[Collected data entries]

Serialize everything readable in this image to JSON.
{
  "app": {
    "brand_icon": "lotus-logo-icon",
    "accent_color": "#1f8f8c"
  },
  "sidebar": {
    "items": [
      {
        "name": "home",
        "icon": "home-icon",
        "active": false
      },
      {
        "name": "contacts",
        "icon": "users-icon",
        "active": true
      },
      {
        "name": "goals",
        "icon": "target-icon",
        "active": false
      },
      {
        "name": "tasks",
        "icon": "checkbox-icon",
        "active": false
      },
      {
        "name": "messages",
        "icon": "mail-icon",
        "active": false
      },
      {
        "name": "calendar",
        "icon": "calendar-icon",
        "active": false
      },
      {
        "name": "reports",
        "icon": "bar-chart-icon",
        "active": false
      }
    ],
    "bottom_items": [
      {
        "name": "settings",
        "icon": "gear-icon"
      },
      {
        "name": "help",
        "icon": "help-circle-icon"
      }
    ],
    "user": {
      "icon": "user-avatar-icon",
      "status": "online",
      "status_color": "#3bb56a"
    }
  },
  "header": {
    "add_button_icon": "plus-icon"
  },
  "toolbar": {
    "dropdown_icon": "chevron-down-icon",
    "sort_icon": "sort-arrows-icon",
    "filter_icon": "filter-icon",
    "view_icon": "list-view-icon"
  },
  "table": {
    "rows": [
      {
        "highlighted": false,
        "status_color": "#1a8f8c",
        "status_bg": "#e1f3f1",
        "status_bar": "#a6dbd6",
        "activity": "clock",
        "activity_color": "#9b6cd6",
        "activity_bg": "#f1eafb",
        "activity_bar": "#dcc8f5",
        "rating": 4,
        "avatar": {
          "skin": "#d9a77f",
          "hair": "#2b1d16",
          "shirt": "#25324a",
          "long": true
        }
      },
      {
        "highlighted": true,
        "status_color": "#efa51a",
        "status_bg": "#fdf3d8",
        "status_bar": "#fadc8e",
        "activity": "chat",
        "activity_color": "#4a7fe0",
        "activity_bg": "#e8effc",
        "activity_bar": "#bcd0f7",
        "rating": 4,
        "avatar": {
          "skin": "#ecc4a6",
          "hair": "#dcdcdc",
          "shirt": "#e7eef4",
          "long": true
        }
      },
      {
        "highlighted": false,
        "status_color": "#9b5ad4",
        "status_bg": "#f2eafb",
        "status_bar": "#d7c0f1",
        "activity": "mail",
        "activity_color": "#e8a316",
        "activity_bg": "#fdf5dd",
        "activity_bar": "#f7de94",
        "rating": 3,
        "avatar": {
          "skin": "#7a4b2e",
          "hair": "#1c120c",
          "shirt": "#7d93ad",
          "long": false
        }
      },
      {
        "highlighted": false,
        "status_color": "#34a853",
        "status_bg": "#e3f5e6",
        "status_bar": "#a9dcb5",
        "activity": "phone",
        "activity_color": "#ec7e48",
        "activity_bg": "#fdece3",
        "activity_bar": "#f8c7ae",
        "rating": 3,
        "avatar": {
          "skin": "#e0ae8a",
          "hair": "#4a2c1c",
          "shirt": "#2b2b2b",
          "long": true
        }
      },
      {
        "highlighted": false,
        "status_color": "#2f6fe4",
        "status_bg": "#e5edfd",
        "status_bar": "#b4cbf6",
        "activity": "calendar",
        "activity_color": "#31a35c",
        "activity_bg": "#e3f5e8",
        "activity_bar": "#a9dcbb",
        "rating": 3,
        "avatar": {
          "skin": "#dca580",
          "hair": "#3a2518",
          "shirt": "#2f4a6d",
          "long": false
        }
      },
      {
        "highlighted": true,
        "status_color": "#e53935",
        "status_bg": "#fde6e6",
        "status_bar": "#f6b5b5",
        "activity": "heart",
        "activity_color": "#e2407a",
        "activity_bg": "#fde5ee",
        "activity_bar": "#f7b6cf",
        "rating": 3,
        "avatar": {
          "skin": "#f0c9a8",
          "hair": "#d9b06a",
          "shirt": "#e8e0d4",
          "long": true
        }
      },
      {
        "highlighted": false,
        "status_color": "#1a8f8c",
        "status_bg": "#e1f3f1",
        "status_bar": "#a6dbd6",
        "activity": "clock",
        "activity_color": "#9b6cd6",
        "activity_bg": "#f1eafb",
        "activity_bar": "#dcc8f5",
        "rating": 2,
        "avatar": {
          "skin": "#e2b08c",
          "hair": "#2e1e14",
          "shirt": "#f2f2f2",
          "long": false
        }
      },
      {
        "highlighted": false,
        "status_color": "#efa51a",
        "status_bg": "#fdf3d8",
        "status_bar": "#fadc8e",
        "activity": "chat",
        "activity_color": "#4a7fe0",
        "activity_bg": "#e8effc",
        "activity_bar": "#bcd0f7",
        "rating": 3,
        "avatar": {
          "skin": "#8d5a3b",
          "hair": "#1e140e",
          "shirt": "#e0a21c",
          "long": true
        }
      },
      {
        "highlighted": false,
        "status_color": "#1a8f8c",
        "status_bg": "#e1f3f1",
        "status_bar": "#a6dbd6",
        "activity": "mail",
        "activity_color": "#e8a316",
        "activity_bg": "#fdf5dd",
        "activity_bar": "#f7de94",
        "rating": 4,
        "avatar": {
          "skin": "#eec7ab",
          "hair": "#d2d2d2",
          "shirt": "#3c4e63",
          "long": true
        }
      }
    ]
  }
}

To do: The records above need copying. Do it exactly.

Exercise output:
Serialize everything readable in this image to JSON.
{
  "app": {
    "brand_icon": "lotus-logo-icon",
    "accent_color": "#1f8f8c"
  },
  "sidebar": {
    "items": [
      {
        "name": "home",
        "icon": "home-icon",
        "active": false
      },
      {
        "name": "contacts",
        "icon": "users-icon",
        "active": true
      },
      {
        "name": "goals",
        "icon": "target-icon",
        "active": false
      },
      {
        "name": "tasks",
        "icon": "checkbox-icon",
        "active": false
      },
      {
        "name": "messages",
        "icon": "mail-icon",
        "active": false
      },
      {
        "name": "calendar",
        "icon": "calendar-icon",
        "active": false
      },
      {
        "name": "reports",
        "icon": "bar-chart-icon",
        "active": false
      }
    ],
    "bottom_items": [
      {
        "name": "settings",
        "icon": "gear-icon"
      },
      {
        "name": "help",
        "icon": "help-circle-icon"
      }
    ],
    "user": {
      "icon": "user-avatar-icon",
      "status": "online",
      "status_color": "#3bb56a"
    }
  },
  "header": {
    "add_button_icon": "plus-icon"
  },
  "toolbar": {
    "dropdown_icon": "chevron-down-icon",
    "sort_icon": "sort-arrows-icon",
    "filter_icon": "filter-icon",
    "view_icon": "list-view-icon"
  },
  "table": {
    "rows": [
      {
        "highlighted": false,
        "status_color": "#1a8f8c",
        "status_bg": "#e1f3f1",
        "status_bar": "#a6dbd6",
        "activity": "clock",
        "activity_color": "#9b6cd6",
        "activity_bg": "#f1eafb",
        "activity_bar": "#dcc8f5",
        "rating": 4,
        "avatar": {
          "skin": "#d9a77f",
          "hair": "#2b1d16",
          "shirt": "#25324a",
          "long": true
        }
      },
      {
        "highlighted": true,
        "status_color": "#efa51a",
        "status_bg": "#fdf3d8",
        "status_bar": "#fadc8e",
        "activity": "chat",
        "activity_color": "#4a7fe0",
        "activity_bg": "#e8effc",
        "activity_bar": "#bcd0f7",
        "rating": 4,
        "avatar": {
          "skin": "#ecc4a6",
          "hair": "#dcdcdc",
          "shirt": "#e7eef4",
          "long": true
        }
      },
      {
        "highlighted": false,
        "status_color": "#9b5ad4",
        "status_bg": "#f2eafb",
        "status_bar": "#d7c0f1",
        "activity": "mail",
        "activity_color": "#e8a316",
        "activity_bg": "#fdf5dd",
        "activity_bar": "#f7de94",
        "rating": 3,
        "avatar": {
          "skin": "#7a4b2e",
          "hair": "#1c120c",
          "shirt": "#7d93ad",
          "long": false
        }
      },
      {
        "highlighted": false,
        "status_color": "#34a853",
        "status_bg": "#e3f5e6",
        "status_bar": "#a9dcb5",
        "activity": "phone",
        "activity_color": "#ec7e48",
        "activity_bg": "#fdece3",
        "activity_bar": "#f8c7ae",
        "rating": 3,
        "avatar": {
          "skin": "#e0ae8a",
          "hair": "#4a2c1c",
          "shirt": "#2b2b2b",
          "long": true
        }
      },
      {
        "highlighted": false,
        "status_color": "#2f6fe4",
        "status_bg": "#e5edfd",
        "status_bar": "#b4cbf6",
        "activity": "calendar",
        "activity_color": "#31a35c",
        "activity_bg": "#e3f5e8",
        "activity_bar": "#a9dcbb",
        "rating": 3,
        "avatar": {
          "skin": "#dca580",
          "hair": "#3a2518",
          "shirt": "#2f4a6d",
          "long": false
        }
      },
      {
        "highlighted": true,
        "status_color": "#e53935",
        "status_bg": "#fde6e6",
        "status_bar": "#f6b5b5",
        "activity": "heart",
        "activity_color": "#e2407a",
        "activity_bg": "#fde5ee",
        "activity_bar": "#f7b6cf",
        "rating": 3,
        "avatar": {
          "skin": "#f0c9a8",
          "hair": "#d9b06a",
          "shirt": "#e8e0d4",
          "long": true
        }
      },
      {
        "highlighted": false,
        "status_color": "#1a8f8c",
        "status_bg": "#e1f3f1",
        "status_bar": "#a6dbd6",
        "activity": "clock",
        "activity_color": "#9b6cd6",
        "activity_bg": "#f1eafb",
        "activity_bar": "#dcc8f5",
        "rating": 2,
        "avatar": {
          "skin": "#e2b08c",
          "hair": "#2e1e14",
          "shirt": "#f2f2f2",
          "long": false
        }
      },
      {
        "highlighted": false,
        "status_color": "#efa51a",
        "status_bg": "#fdf3d8",
        "status_bar": "#fadc8e",
        "activity": "chat",
        "activity_color": "#4a7fe0",
        "activity_bg": "#e8effc",
        "activity_bar": "#bcd0f7",
        "rating": 3,
        "avatar": {
          "skin": "#8d5a3b",
          "hair": "#1e140e",
          "shirt": "#e0a21c",
          "long": true
        }
      },
      {
        "highlighted": false,
        "status_color": "#1a8f8c",
        "status_bg": "#e1f3f1",
        "status_bar": "#a6dbd6",
        "activity": "mail",
        "activity_color": "#e8a316",
        "activity_bg": "#fdf5dd",
        "activity_bar": "#f7de94",
        "rating": 4,
        "avatar": {
          "skin": "#eec7ab",
          "hair": "#d2d2d2",
          "shirt": "#3c4e63",
          "long": true
        }
      }
    ]
  }
}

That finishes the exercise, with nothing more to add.